An Illinois state representative would refuse to take part in mandated sexual harassment training if lawmakers are required to do so under a measure currently under consideration.
State Rep. Steve Reick (R-Woodstock) reacted to a television appearance Monday night by four fellow legislators discussing an open letter they signed alleging widespread sexual misconduct at the statehouse, reported Chicagoist.
State Sen. Heather Steans, and Reps.

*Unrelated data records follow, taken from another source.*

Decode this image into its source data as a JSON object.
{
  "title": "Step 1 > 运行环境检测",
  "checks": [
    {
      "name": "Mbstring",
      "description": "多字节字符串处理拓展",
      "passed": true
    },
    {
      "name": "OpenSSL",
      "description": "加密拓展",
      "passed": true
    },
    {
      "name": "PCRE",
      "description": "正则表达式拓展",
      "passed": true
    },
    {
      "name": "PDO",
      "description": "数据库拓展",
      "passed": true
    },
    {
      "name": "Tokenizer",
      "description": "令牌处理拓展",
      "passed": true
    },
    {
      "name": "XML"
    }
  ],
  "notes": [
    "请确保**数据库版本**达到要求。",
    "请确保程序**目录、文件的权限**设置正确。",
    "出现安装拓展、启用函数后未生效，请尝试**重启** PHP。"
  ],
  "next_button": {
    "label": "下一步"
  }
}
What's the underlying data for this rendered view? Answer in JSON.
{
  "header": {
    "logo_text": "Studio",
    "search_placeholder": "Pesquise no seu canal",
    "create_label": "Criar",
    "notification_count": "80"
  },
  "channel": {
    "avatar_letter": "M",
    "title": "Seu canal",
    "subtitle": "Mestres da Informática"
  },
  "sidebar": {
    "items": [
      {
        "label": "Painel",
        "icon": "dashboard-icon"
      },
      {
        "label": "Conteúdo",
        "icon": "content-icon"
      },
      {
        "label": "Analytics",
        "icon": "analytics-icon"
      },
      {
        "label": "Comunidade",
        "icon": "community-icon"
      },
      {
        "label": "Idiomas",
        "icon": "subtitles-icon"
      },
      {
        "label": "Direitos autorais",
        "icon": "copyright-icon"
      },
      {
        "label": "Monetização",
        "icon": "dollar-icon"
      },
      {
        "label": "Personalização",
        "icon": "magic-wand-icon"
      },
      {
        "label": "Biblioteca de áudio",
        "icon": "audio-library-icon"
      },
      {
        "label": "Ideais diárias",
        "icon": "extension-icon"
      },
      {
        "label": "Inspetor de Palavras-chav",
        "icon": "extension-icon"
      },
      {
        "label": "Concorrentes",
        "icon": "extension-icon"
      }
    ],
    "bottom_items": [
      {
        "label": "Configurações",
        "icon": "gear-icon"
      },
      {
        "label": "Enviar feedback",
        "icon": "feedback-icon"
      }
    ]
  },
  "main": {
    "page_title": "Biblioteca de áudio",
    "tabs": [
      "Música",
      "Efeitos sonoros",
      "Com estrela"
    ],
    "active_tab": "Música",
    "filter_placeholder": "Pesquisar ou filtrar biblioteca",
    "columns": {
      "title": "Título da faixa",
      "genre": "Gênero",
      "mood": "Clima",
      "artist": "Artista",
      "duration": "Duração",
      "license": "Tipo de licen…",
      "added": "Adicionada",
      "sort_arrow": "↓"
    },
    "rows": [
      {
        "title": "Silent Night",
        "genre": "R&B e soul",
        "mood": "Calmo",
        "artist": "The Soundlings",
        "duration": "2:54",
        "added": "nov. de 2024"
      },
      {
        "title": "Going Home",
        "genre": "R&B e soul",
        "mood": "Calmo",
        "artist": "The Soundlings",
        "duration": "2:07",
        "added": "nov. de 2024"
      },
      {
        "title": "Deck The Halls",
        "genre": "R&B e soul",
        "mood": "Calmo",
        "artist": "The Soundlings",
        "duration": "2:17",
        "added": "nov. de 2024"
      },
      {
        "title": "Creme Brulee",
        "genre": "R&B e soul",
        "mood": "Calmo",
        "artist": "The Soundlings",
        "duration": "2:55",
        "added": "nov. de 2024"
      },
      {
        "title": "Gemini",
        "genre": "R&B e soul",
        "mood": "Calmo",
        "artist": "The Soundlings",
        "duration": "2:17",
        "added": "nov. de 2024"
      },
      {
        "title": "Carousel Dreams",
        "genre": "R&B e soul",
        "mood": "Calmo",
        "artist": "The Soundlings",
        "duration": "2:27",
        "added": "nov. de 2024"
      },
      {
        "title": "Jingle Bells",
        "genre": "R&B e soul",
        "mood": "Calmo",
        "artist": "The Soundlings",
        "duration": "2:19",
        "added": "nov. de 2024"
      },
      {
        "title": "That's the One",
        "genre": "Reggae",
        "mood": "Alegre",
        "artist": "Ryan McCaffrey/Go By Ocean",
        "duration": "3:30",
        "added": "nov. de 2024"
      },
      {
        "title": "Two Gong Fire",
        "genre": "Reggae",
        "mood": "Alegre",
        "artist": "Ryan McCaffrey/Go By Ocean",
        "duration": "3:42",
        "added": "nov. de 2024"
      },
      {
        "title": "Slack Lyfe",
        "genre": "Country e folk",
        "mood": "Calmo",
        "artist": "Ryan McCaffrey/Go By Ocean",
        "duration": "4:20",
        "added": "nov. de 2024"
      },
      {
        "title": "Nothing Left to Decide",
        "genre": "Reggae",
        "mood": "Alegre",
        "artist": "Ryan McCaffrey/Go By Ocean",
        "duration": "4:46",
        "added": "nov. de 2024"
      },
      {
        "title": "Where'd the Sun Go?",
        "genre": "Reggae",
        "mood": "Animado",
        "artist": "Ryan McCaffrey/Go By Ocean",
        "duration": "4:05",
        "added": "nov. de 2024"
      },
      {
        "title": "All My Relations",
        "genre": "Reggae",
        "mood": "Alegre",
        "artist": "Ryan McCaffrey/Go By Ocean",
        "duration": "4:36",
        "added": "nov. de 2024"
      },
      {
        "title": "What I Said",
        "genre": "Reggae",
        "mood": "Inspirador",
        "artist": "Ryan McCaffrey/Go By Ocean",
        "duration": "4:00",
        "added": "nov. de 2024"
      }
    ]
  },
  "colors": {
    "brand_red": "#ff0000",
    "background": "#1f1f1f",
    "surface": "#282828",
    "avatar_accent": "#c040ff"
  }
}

Chris Welch, Robyn Gabel and Sara Feigenholtz appeared on WTTW's Chicago Tonight to discuss the letter and their allegations, "ranging from daily microaggressions to acts of pure viciousness."
House Speaker Michael Madigan (D-Chicago) introduced a bill mandating sexual harassment training for legislators, which would also establish procedures for handling allegations of misconduct.
Reick issued a lengthy statement on his blog, saying he didn't want the training, didn't need it and resented the prospect of taking it.
"If my colleagues want me to sign on to this, they’re certainly not doing it the right way," Reick complained. "I’m not saying I’m blameless, but I’m damned sure not going to allow myself to be painted with their broad brush, nor will I subject myself to whatever 'training' is imposed. By implying that I’m part of the problem simply by occupying a seat on the House floor or through the accident of birth of having been born male, they’re giving me every reason to say 'no.'"
Reick said the only way he would consider supporting the measure was if victims publicly named their abusers.
"I have no sympathy for those who think that they’re entitled to act like boorish clods," he said. "The reason I have no use for it is that I was brought up that way, I had parents who taught me that human nature is imperfectible and it was my job to resist the baser instincts to which we’re all subject. In that regard, Senator Steans is right, training won’t be enough. Nothing will be enough until human nature bends toward androgyny."
Reick said the abusers were widely known due to statehouse "gossip," and he complained the lawmakers had cited President Donald Trump as a motivation for the recent wave of women speaking out about sexual harassment.
"I have no doubt that sexual harassment goes on in Springfield -- though I wouldn’t know a 'microagression' from a microwave," he said. "It sounds to me like a subjectively insignificant action that would be better handled with a puppy or a juice box. I have no sympathy for it, and if guys want to walk around acting like cave men with a club, count me out."